This case involves an eminent domain dispute. A road project planned by a state department of transportation and a state highway administration was set to cut through the intersection of two roads in two different states. The plaintiff owned a large, historic property situated between the two roads. The condemnation included a strip of land belonging to the plaintiff which abutted one of the roads. The department of transportation and highway administration claimed that the condemnation of this land was for the purpose of adjusting the road to allow for left turns to be made. It was alleged by the plaintiff that the condemnation was unnecessary and did not serve any legitimate public purpose. An experienced traffic engineer was sought to conduct an on-site study of traffic patterns and traffic volume and opine on whether the condemnation was necessary.

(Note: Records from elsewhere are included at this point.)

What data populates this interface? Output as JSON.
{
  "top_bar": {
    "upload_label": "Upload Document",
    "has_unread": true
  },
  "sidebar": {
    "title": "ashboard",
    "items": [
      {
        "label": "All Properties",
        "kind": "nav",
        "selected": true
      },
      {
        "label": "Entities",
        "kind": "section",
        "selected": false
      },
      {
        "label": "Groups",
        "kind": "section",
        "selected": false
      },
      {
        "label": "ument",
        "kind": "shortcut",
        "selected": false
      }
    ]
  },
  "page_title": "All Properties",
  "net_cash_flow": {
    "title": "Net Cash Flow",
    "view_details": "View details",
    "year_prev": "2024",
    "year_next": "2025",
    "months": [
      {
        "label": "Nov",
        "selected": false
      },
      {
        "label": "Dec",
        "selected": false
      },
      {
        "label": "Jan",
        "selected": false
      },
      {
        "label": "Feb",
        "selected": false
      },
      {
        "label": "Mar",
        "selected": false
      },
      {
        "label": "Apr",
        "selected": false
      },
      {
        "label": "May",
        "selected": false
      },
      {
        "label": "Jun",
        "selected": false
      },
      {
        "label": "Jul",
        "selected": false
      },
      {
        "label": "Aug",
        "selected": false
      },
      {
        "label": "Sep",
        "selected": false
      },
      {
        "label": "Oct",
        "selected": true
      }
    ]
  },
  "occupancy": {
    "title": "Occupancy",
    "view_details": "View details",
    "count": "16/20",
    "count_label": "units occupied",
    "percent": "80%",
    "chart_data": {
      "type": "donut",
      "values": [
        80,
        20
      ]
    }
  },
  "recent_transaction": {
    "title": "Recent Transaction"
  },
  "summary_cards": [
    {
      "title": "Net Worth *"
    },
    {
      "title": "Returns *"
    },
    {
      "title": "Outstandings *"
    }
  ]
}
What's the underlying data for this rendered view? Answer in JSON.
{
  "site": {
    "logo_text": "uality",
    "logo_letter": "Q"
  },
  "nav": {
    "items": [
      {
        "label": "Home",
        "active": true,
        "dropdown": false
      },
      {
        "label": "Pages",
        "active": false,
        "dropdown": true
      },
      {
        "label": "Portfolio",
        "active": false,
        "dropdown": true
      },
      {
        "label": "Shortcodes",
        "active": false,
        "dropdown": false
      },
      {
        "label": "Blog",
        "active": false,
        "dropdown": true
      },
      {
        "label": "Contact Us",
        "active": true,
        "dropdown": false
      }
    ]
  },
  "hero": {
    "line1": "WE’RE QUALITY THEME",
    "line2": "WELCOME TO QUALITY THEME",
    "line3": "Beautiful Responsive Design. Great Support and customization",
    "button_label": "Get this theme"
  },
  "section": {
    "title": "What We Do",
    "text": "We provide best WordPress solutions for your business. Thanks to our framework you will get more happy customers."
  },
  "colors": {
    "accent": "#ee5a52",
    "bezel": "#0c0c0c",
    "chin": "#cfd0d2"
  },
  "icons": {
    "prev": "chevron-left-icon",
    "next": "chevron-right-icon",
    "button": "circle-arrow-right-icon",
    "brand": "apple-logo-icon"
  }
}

Question(s) For Expert Witness
- 1. Please describe your experience with traffic engineering.
- 2. Are you familiar with condemnation actions?
Expert Witness Response E-061382
I am an independent registered professional engineer and a board-certified professional traffic operations engineer specializing in traffic safety and operations. Left-turn lanes may or may not be recommended at an intersection based on a traffic study that takes into account several factors affecting safety and capacity. Based on standard traffic engineering principles, factors influencing the decision for construction of a left-turn lane include prevailing traffic conditions, peak-hour traffic volumes, intersection sight distance, roadway alignment, intersection geometry, number of travel lanes, type of traffic control (i.e., traffic signals, stop signs, etc.) and crash history. Depending on the basis on which a need is established (i.e., safety vs. capacity), alternative treatments may be available to achieve the objectives of a project where appropriate existing right-of-way is not available. Many times, other roadway improvement strategies are available to minimize potential impacts on adjacent properties while achieving the desired traffic operation results. There is a due process that the SHA would need to go through. The question is, did they do what they were supposed to do?